Regardless of what happens in the next week or so, the Shreveport Democrat Mayor Adrian Perkins campaign has suffered perhaps a fatal blow with his disqualification from his reelection bid.
That attempt can come back from the grave as Perkins has appealed the decision by Republican 1st District Judge Brady O’Callaghan to the Second Circuit Court of Appeals. He shouldn’t hold his breath on this, however, as that court only months ago ruled in a similar case to disqualify a candidate who, like Perkins, made a false statement on his filing when he failed to indicate his declared homestead address also was where he was registered to vote. Perkins owns a homestead but his registration as of when he qualified remained at the same address he has had since he first registered to vote coming out of high school.
O’Callaghan drew upon this recent precedent, where the court noted the law demanded accuracy and that inaccuracy meant disqualification. Yet a noticeable difference does exist between the cases, in that in the earlier case the inaccuracy also hid the fact that the candidate did not reside in the jurisdiction of the office contested when such candidates are required to have domicile in it while Perkins at both addresses still would have domicile within Shreveport.
Perkins also argued, unsuccessfully, drawing upon a case in another circuit, that his attestation was an error insubstantial under statute as elections should provide as robust as possible opportunity for selection by voters, and that this superseded the Second Circuit’s interpretation which didn’t directly address the merits of the his case. O’Callaghan didn’t buy this, observing that his circuit court’s decision explicitly included honest mistakes as reason for disqualification in order to protect the integrity of the process.
Since he followed Second Circuit precedent, it seems hard to imagine that it would overrule, forcing Perkins to apply to the state Supreme Court for relief, which expedited should come up with a ruling within a week. But what if, for example, the Court went in the other direction, like pointing out the absurdity of disqualifying someone over a typographical error and taking from that such an absolutist stance that would exempt such mistakes as Perkins’?
This would put Perkins’ candidacy back in business – but not without severe, perhaps fatal, damage. With the election only just over a hundred days away as of when the challenge was filed, two-plus weeks is an eternity in campaign time. In this window, the campaign apparatus comes to a standstill and potential donors hold up not knowing if their dollars would do any good.
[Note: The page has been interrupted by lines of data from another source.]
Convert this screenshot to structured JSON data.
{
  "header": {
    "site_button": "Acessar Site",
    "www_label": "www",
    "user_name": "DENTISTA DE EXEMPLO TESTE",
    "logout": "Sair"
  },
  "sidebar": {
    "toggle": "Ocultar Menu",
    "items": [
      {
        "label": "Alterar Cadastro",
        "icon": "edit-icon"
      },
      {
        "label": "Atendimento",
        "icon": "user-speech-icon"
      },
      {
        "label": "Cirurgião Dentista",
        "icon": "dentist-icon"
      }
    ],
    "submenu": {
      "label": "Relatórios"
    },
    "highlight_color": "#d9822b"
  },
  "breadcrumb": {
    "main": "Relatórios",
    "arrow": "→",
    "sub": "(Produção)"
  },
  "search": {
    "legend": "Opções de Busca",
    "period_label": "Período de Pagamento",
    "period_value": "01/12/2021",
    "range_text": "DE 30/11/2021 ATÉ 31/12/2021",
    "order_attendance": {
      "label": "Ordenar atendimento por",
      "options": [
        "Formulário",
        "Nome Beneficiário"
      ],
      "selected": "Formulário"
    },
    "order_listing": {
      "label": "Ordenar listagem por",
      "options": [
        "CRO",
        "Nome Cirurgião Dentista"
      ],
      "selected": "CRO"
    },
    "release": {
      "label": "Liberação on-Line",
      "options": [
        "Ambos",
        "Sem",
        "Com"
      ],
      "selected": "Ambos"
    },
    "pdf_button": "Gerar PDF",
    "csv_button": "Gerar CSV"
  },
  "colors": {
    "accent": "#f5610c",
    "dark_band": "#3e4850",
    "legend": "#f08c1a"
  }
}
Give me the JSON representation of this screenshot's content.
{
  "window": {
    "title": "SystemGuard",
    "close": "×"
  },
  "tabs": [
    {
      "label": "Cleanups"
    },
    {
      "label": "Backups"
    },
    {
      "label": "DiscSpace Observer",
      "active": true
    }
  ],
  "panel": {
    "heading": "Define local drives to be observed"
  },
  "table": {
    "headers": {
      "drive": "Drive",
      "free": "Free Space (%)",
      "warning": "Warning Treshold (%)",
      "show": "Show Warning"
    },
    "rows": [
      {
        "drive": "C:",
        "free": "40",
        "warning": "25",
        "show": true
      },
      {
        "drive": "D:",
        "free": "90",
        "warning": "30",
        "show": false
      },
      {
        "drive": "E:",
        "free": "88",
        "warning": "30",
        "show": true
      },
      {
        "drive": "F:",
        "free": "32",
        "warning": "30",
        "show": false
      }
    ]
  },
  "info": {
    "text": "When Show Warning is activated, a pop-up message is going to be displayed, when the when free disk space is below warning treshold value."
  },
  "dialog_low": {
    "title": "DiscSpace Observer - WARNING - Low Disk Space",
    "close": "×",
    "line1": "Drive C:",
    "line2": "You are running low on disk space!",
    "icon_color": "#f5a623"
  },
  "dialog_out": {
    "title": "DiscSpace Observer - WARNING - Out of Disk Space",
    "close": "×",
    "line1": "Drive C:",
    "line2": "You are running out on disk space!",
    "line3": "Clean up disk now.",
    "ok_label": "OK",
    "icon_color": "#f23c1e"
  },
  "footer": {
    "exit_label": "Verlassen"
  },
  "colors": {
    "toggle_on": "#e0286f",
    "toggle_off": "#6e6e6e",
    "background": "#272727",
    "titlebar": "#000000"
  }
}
Worse, activists working on the campaign and those possible donors become open to solicitations from other campaigns. Some of the former may jump ship and some of the latter may commit resources elsewhere in this interval. It also likely will take a toll on attentive voters not already solidly committed to Perkins. Never having a reason to doubt his candidacy that they now do have, allowing themselves to investigate the merits of other candidates may push some to jump off the train if they like another enough, while others might conclude with such a mistake Perkins simply doesn’t fit the profile to remain mayor and they join them.
How big of an impact these defections would have will depend upon what the other candidates do during this window of opportunity. Few would be expected to head in the direction of the one furthest from Perkins on issue preferences, Republican former councilor Tom Arceneaux, and not many more would go to Democrat state Sen. Greg Tarver’s camp, who is much more aligned with Perkins on issues but who has had a well-publicized running spat with Perkins since before the last election and is a factional opponent among local Democrats.
No party Caddo Parish Commissioner Mario Chavez can make some hay here while the sun shines. He seems committed to raising much money and aggressively campaigning, so if he makes a big effort with appeals on the basis of competence and street-level issues such crime reduction – keeping in background the more conservative issue preferences he expressed in his time in office until recently that would make for a tough sell in a majority Democrat, majority black electorate – in the next few days he could peel away a chunk of Perkins voters for good.
The biggest beneficiary should be Democrat Councilor LeVette Fuller, because she is pretty close to Perkins on the issues but can point to a better track record of responsible governance, having opposed Perkins on several measures that appeared rife with cronyism and wastefulness. Yet by all indications she jumped into the contest at the last minute after eschewing reelection to the Council – she apparently still was building out a campaign infrastructure only last week and had almost nothing in the campaign kitty as of the end of last year – which would leave her spectacularly unprepared to jump at this chance. If she’s a cypher throughout this interval, this minimizes the possible damage to a restarted Perkins candidacy.
A lot can happen in a week and, depending on what that is, even if Perkins gets off the hook on his disqualification his chance at reelection may have become doomed.